“The only thing that is constant is change.” -Heraclitus, 500 B.C.E
Life is Full of Changes and Transitions
Have you ever heard the saying, “The only thing that is constant thing is change”? It was said first by Heraclitus, about 2500 years ago- yet it still rings true today. Whether you’re relocating to a new city, finding or ending a relationship, or navigating a promotion or other job change, life is challenging you to adjust gracefully to something new. This blog outlines some of the common components of many phases of life’s transitions in work, dating, and life in general– with tips on how to make the most of each phase.
Transition Phase 1: Pre-Change

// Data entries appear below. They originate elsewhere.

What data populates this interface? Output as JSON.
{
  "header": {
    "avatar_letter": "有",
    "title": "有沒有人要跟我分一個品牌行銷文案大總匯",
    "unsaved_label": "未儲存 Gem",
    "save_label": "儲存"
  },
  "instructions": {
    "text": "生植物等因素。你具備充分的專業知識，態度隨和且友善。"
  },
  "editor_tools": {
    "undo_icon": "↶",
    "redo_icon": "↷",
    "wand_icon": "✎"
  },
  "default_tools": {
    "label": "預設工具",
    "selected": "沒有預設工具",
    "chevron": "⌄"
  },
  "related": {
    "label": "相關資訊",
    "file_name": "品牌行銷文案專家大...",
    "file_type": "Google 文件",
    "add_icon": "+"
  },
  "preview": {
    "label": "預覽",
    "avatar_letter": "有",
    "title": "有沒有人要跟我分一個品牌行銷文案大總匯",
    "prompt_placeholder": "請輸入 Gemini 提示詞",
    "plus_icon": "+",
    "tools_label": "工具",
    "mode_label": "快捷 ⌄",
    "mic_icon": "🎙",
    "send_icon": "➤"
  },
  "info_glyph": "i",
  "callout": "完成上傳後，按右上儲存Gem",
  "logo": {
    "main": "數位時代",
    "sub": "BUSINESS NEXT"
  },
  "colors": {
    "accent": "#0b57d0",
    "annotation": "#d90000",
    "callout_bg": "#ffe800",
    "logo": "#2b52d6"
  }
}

Some changes take us completely by surprise, but oftentimes there are clear or subtle signals that change is afoot. The more we can increase our awareness of the coming change and how we feel about it, the better we can prepare. For example, if you are relocating to a new city and you’re nervous about finding a new circle of friends, the worst thing you can do is to try and pretend to yourself that you’re not worried about it. By acknowledging your concern, you empower yourself to take proactive steps like searching online to find a local art class (or tennis, or cooking, or whatever hobby you may have), alumni organization, or some other group where you can start building social connections. This applies to changes that are less defined as well: For example, if you have a feeling that your job situation might be in jeopardy due to pending layoffs or mergers, it’s best if you face that fear by proactively spending some time brushing up your resume, attend a few networking events, and possibly even requesting a frank discussion with your manager about where the company seems to be headed or regards your future within the organization. By remaining proactive and planful during the pre-change stage, we manage anxiety in a productive manner that promotes success rather than fear or stagnation.
Transition Phase 2: Active Change
The change has arrived! To continue with the examples above, let’s say your relocation move date has arrived. It’s natural to feel a little nervous or overwhelmed, and it’s good to make emotional space for these feelings. Instead of trying to fight them, recognize that they often signal a healthy awareness that this change is important, and will require some extra attention and focus for the next few months. Even positive changes are often accompanied by a sense of sadness, because you’re mourning what’s left behind– so give yourself permission to process those feelings. This will empower you to take logical and supportive steps to manage those feelings, such as making “Skype dates” to catch up with friends or family from the city you left behind; or to go gently on yourself at that new tennis class you signed up for during Transition Phase 1 above.
If the change feels more sudden, such as the example above of feeling like your job might be in jeopardy and then somewhat suddenly having the change materialize when you’re called into the HR department, do yourself a favor by recognizing that the element of surprise can make any change feel more overwhelming at first. Just keeping this in mind can help put things into perspective. Basic things like remembering to breathe deeply and give yourself time to process the arrival of the change before taking too much action can really shape the way the change unfolds. For example, if your job is telling you about the layoff or merger and you’re taken completely by surprise, it’s often advisable to give yourself at least a few days to read and process any separation agreements, and then take a week to brainstorm ideas for next steps in your career. Calling in support is a great way to manage nearly all forms of change, especially sudden change- in this example, that could mean meeting with trusted friends or family members, a therapist, career mentors or even old professors with whom you have a good relationship, or your alumni organization’s career center (even if you’re far from your alumni city, many of them will make a phone or video appointment for alumni requesting career consultations). The key in either sudden or planned change is to make sure you give yourself time and space to process the emotions that arise, and then take logical steps to get appropriate guidance, support, or input.
Transition Phase 3: Post Change
Once the first 2-3 weeks have passed, the “new normal” has begun to take shape. Habits are generally made around 28 days, so take this time to make sure you’re embarking on this new chapter in a way that feels healthy. Since you don’t have a crystal ball and probably couldn’t plan for every component of this change, you’re probably now aware of a few areas that need some attention. To continue with the relocation example above, you might find that although your new job and those tennis lessons are going well, and you’re enjoying Skype dates to reconnect with friends and family from your prior location, you just hadn’t fully anticipated the impact of living in a new culture (even just moving from one US city to another can have striking implications- Virginia vs New York City are very different places, much less moving to another country!), or you hadn’t completely realized how darn expensive your new city would be. Just like in Transition Phase 1, increasing your awareness of these issues rather than trying to “white knuckle” your way through them is the healthiest thing you can do. By recognizing the gaps, you empower yourself to find logical, personalized ways to fill them in through strategizing and self-care. So if you find yourself wrestling with unanticipated challenges, congratulate yourself on that awareness– and then think proactively about how you can mitigate the challenge.
Reaching Out for Support
If you feel stuck in any of the phases above, consider a therapist to help guide you along. Whether it’s a romantic breakup, new responsibilities of a job promotion or the decision to create change by applying for graduate school, or the examples above of relocation or job loss, there’s always an upside to being proactive and planful about how you want to shape the way this change affects you. Oftentimes, just having a creative and logical ally in the change process helps you to feel less alone, more supported, and even potentially excited about what the next chapter may bring.